John and Sylvia Weeks have lived in Jamestown for a dozen years, but it was just a few short months ago when the couple agreed to give free ballroom dancing lessons to anyone 18 and older … indeed something new for Russell County.
The lessons take place at the Russell Springs Senior Citizens Center on Tuesdays at 7 p.m. Donations to the Senior Citizen’s Center are accepted, she said.
“We have a lot of fun dancing,” Sylvia said.
“I’ve danced all my life,” she said. “As a kid, I couldn’t stand still.” She said she rode a bicycle to dance class and back home again during her childhood years. John’s interest in ballroom dancing came later as Sylvia and he decided to take dance lessons.
“For years we put dancing on the back burner,” John said. That is until now as they have been getting good turnouts from folks at the local dancing lessons. The couple even has their own dance floor in the basement of their house where they, as well as friends, sometimes dance.
The two were deeply involved with the Russell County Hospital Auxiliary’s Dancing with the Starts several months ago, helping some of those in the competition to learn all the right moves.
Both of them say the health benefits of dancing are great as it gives you a great cardiovascular workout as well as burning calories.
John and Sylvia’s life has taken a lot of twists before finally landing in Jamestown’s Viewpointe subdivision 12 years ago.
John worked for many years at Ford Motor Company in Michigan while Sylvia stayed with her children and others at home, the latter for the state of Michigan, for many years and as a manager of Sunglass Hut for four years. John also helped to start a very successful youth soccer program in Michigan as soccer was big in his homeland.
When asked why move to this area from Michigan after they both retired, Sylvia said, “the air and water is cleaner and there is less pollution.”
“Once you cross the Ohio border going north you can smell the gas pollution,” she said.
John said he loved the laid back atmosphere of Russell County but that it sometimes feels a bit too laid back.
This is one of the reasons for starting the dancing lessons at the center, to liven this place up.
The couple said they are looking forward to the Jamestown Center’s dance hall opening and commended the center’s owner, George Alford, for putting in such a business.
John said he hoped people would support dancing at the center and that couples are welcome at all their dance classes.
Sylvia was born and raised in England’s Nottingham, of Robin Hood fame, while John, a former military man, is originally from Southampton, the largest city on England’s south coast.
“We all first immigrated to Canada separately,” she said. The two of them first moved to Canada and then the United States with their first spouses.
After both of their previous marriages ended, John, who has been in America since 1965, and Sylvia, who has been in America since 1967, began seeing one another and was eventually married in 1977.

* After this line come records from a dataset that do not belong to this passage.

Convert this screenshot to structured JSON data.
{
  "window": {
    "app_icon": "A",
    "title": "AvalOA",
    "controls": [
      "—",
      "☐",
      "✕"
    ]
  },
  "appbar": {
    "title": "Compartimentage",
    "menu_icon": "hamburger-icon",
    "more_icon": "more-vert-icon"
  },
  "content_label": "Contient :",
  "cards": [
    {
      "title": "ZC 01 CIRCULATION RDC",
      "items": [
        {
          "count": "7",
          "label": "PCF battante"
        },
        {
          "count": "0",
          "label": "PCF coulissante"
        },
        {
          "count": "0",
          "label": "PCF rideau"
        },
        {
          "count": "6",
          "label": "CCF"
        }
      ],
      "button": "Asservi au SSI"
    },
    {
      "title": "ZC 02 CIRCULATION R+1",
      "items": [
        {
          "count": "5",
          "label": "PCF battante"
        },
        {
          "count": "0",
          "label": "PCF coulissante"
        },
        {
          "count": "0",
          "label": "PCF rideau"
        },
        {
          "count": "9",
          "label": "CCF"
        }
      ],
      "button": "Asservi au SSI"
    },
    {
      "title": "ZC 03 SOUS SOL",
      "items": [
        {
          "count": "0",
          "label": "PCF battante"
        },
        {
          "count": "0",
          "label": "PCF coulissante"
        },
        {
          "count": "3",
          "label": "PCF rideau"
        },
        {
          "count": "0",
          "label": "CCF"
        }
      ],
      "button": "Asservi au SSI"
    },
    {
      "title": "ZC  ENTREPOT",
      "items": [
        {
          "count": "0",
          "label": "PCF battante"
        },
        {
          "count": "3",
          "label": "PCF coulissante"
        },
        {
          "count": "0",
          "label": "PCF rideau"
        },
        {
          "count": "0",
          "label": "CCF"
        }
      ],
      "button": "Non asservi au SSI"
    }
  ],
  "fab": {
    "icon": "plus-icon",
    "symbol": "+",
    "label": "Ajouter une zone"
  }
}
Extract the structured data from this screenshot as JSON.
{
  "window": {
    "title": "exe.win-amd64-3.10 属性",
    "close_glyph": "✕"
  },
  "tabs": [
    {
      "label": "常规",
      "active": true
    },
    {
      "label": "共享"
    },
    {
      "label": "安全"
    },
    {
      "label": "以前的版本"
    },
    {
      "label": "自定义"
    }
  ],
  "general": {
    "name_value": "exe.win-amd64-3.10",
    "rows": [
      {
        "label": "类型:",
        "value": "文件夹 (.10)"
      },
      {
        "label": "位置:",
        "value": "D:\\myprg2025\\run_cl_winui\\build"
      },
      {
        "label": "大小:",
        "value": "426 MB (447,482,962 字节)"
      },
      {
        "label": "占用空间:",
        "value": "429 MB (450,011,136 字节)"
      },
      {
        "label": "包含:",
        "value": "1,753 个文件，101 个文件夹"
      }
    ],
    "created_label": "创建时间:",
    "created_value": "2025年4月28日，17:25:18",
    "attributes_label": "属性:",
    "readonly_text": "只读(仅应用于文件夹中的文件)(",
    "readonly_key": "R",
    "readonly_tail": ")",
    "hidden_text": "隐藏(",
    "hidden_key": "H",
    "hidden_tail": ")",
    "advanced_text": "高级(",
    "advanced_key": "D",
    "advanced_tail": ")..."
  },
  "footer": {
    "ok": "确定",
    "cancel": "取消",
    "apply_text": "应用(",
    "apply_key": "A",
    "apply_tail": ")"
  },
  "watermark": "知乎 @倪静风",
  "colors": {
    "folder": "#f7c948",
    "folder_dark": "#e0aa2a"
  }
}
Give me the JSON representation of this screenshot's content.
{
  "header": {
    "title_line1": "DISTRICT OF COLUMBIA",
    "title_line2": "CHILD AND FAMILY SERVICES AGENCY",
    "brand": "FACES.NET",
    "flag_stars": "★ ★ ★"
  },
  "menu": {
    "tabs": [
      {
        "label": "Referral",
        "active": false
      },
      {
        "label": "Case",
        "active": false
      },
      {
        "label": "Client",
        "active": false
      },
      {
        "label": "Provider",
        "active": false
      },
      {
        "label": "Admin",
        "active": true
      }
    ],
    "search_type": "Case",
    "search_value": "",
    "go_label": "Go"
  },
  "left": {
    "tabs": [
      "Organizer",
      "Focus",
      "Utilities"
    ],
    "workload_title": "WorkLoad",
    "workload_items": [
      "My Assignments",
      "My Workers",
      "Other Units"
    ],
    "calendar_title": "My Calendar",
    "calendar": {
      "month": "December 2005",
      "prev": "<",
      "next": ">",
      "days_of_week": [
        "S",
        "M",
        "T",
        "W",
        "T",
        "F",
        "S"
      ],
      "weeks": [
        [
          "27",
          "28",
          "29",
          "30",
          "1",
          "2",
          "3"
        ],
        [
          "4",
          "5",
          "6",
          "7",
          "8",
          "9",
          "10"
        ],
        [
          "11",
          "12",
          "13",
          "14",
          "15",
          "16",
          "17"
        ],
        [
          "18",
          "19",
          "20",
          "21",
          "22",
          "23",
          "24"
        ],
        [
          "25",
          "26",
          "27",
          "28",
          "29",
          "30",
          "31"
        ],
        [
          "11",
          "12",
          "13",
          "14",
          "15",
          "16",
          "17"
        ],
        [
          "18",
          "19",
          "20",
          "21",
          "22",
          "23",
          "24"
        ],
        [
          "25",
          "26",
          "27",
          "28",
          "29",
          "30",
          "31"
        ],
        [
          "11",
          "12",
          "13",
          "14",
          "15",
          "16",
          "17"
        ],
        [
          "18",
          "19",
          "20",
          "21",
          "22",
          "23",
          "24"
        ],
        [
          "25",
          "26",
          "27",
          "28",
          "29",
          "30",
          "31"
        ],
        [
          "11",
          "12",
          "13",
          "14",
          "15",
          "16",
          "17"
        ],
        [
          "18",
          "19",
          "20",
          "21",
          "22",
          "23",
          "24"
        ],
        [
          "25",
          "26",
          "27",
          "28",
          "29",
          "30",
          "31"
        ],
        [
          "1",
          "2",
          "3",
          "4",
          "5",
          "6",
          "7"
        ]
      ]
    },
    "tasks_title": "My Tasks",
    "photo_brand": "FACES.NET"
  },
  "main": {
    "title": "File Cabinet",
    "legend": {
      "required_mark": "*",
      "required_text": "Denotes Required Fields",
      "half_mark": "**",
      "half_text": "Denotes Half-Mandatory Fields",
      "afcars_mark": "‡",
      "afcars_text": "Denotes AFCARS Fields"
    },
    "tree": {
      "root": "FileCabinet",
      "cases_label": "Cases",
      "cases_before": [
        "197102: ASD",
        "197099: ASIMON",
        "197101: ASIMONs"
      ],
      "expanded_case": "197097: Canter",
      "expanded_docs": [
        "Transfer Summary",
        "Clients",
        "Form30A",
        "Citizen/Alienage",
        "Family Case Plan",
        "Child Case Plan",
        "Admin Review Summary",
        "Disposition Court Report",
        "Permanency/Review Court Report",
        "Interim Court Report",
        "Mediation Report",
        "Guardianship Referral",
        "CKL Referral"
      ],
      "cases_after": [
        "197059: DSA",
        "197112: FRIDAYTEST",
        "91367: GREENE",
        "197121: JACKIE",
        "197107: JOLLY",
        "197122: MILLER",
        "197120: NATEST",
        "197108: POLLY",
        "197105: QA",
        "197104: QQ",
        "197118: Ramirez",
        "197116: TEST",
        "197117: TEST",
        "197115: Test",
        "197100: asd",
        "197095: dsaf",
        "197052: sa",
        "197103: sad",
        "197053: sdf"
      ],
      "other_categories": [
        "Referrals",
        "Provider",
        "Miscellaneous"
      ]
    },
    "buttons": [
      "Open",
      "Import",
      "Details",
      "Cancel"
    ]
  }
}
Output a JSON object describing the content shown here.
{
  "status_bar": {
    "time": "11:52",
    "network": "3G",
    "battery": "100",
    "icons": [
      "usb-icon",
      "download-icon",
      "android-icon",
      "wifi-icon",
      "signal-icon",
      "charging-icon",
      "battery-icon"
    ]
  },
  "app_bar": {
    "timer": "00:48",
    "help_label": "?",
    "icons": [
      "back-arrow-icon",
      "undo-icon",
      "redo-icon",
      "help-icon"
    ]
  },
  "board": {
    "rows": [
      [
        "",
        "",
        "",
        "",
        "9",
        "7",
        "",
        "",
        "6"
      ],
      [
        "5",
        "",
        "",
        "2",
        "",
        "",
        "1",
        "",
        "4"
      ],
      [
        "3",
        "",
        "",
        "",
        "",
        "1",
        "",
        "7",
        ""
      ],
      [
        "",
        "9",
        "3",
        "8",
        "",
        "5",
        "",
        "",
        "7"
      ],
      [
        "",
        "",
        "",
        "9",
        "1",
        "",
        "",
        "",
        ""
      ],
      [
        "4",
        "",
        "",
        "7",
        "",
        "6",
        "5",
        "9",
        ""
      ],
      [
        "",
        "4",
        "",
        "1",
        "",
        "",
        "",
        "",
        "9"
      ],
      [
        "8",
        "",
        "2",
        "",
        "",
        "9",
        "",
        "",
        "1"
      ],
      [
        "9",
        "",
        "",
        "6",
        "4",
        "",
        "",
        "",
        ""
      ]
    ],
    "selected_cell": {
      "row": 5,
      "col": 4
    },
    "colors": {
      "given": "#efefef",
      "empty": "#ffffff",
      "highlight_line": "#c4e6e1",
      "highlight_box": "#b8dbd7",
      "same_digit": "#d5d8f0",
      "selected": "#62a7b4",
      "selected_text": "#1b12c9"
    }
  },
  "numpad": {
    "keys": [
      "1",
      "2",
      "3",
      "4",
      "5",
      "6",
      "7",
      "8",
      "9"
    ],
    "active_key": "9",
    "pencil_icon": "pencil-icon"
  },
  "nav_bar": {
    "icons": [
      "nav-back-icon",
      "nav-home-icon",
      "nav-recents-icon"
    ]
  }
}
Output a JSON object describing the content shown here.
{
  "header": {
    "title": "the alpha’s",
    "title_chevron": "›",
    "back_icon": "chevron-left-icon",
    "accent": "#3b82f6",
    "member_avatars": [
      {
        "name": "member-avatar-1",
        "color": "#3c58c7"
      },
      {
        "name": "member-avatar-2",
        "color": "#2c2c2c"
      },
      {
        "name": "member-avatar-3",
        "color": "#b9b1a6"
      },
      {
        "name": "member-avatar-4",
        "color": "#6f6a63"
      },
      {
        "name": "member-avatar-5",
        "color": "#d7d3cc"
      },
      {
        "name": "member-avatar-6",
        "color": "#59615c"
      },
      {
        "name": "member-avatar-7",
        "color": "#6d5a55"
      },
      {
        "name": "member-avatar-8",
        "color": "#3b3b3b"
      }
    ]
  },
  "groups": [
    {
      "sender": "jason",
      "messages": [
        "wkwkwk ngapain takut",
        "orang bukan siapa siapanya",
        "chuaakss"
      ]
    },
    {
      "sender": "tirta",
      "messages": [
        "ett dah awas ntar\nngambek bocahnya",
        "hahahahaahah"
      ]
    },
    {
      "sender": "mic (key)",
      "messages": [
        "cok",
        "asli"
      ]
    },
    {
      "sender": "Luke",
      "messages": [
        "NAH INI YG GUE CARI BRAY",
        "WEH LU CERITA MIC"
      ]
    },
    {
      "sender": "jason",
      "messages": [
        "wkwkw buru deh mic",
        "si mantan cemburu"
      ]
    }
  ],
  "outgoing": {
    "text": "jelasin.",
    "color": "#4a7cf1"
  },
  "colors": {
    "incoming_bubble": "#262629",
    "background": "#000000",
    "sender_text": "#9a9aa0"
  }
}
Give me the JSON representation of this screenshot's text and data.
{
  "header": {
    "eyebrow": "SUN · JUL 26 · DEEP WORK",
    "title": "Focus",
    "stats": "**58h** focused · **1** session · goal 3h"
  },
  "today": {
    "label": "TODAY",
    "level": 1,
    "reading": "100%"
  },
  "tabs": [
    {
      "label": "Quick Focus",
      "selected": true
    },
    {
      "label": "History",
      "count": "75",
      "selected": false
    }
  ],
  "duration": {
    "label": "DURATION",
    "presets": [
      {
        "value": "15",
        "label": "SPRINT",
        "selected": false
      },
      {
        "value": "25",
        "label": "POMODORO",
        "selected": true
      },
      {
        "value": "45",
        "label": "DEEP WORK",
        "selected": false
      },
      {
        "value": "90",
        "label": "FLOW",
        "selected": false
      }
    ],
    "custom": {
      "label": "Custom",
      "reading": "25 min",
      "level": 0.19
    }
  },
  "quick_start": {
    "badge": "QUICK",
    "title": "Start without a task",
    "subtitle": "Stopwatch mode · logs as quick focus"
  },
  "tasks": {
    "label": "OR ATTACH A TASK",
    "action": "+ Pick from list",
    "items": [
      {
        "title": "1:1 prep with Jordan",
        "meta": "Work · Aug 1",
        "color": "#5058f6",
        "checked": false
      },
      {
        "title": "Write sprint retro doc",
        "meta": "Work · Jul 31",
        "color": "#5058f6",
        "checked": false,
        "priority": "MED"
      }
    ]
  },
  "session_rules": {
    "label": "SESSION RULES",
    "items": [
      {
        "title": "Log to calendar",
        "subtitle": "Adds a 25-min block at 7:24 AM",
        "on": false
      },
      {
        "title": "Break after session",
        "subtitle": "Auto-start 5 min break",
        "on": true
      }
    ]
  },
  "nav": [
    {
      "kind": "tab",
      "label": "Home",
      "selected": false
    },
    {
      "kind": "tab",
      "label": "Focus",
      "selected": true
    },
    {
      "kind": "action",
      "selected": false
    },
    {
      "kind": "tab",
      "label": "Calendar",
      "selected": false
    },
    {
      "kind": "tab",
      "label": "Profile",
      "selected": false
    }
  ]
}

The two had known each other for several years before this as well.
The couple, who both still have rich English accents, said they don’t get homesick for Michigan because of the cold and snow or for England because of the harsh reality of day-to-day life and poverty.
The Weeks’ family is dotted all over the globe as John has a sister and nephew in Australia and Sylvia has a sister in New Zealand as well as a brother in England. A son from John’s previous marriage still resides in England as do three of his sisters. The couple has a total of seven children between them.
They have one daughter together, Heather Weeks, also of Jamestown, who nominated them as this week’s heroes. Heather is the mother of three children, as well.
“It’s difficult to keep in contact with family farther away and we usually just exchange at Christmas time,” Sylvia said.
The Weeks both said they grew up very poor in England and said their food was rationed as well as having to find activities to bide their time, such as homemade toys or games. Both said their Christmas presents often consisted of a single apple or orange.
Life has since changed for the Weeks as they have a nice life with a nice home and are living out their retirement on the dance floor.